■ THE TASK: Look through the data below and, wherever a line carries the word "source", please copy that line.

=== EXERCISE INPUTS ===

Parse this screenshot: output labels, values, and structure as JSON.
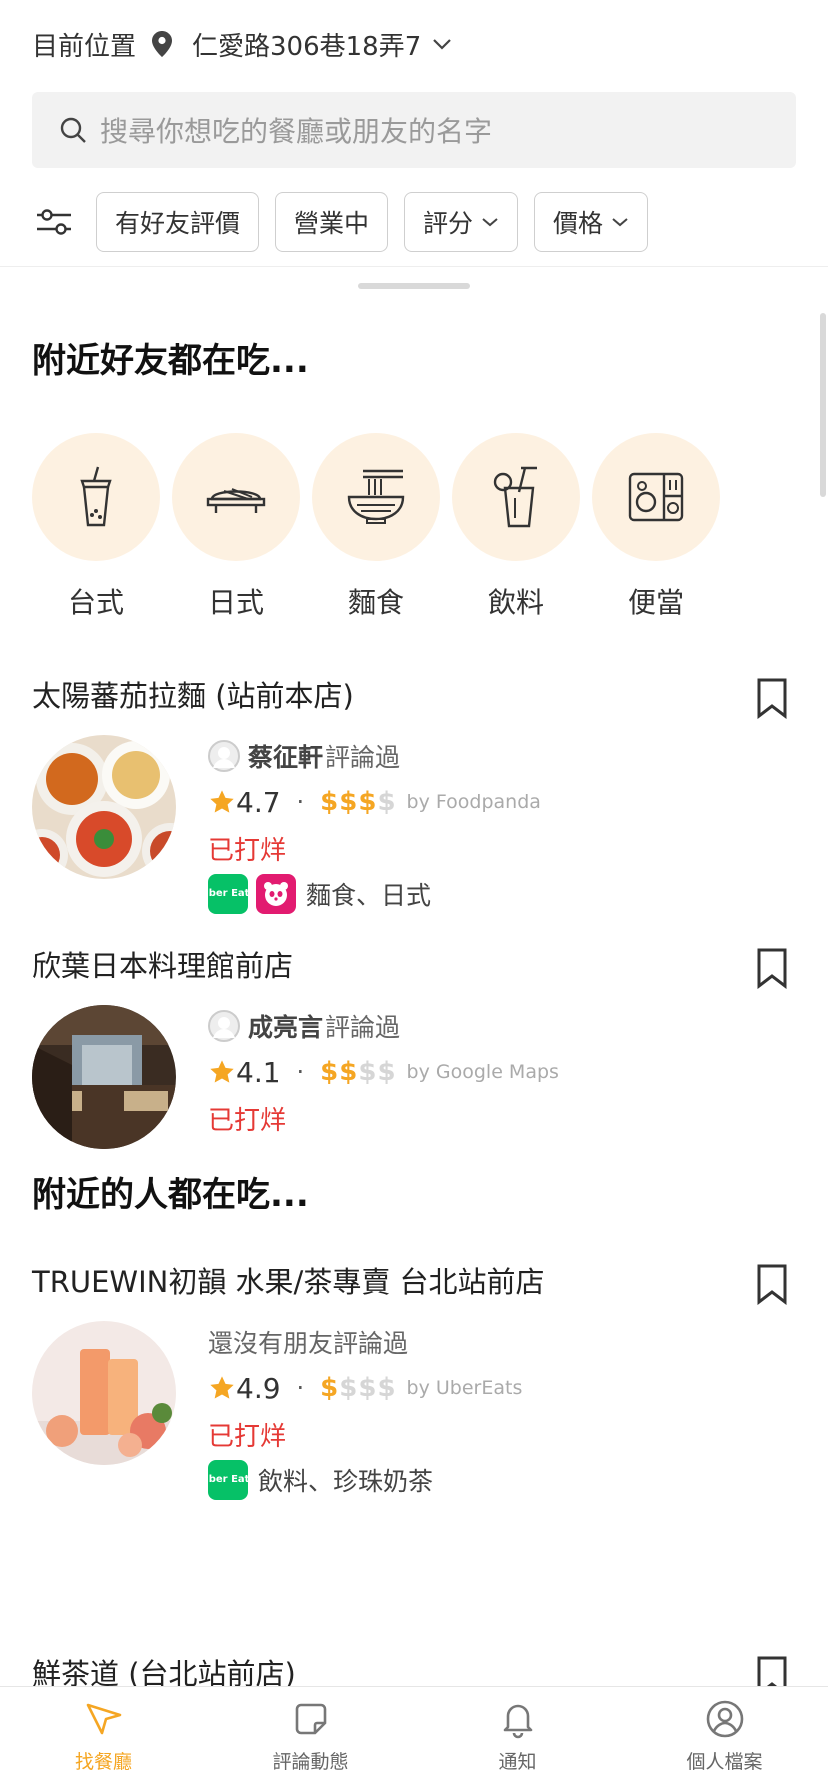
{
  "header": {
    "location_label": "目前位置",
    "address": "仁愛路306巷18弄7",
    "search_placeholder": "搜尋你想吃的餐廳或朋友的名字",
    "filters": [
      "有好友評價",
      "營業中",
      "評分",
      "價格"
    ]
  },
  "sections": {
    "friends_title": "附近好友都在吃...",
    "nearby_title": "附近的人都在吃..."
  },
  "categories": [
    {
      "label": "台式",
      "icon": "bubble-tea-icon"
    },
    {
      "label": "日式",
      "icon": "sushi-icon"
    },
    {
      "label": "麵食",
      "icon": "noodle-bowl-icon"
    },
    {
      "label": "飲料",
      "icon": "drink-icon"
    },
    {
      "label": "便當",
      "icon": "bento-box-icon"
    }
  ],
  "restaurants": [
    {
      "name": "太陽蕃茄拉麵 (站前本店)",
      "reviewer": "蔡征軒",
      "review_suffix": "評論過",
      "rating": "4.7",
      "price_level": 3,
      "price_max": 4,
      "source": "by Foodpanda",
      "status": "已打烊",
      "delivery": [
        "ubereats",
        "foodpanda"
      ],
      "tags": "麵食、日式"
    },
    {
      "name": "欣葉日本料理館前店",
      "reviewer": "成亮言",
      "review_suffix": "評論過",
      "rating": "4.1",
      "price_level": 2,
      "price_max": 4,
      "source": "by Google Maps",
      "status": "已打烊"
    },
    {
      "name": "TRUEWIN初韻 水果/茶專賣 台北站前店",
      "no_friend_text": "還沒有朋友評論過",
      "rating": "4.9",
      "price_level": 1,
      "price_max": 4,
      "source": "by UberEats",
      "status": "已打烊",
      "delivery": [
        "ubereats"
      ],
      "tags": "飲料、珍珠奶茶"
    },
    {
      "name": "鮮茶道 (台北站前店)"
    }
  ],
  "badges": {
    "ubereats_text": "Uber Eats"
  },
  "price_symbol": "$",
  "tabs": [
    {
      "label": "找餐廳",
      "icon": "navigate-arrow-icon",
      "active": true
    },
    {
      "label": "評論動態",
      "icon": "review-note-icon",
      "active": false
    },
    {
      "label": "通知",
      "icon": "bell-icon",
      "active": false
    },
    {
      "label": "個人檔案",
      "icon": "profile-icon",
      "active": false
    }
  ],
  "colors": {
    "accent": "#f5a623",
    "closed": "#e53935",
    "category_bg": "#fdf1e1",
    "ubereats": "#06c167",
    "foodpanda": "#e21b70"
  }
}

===

■ YOUR SOLUTION:
      "source": "by Foodpanda",
      "source": "by Google Maps",
      "source": "by UberEats",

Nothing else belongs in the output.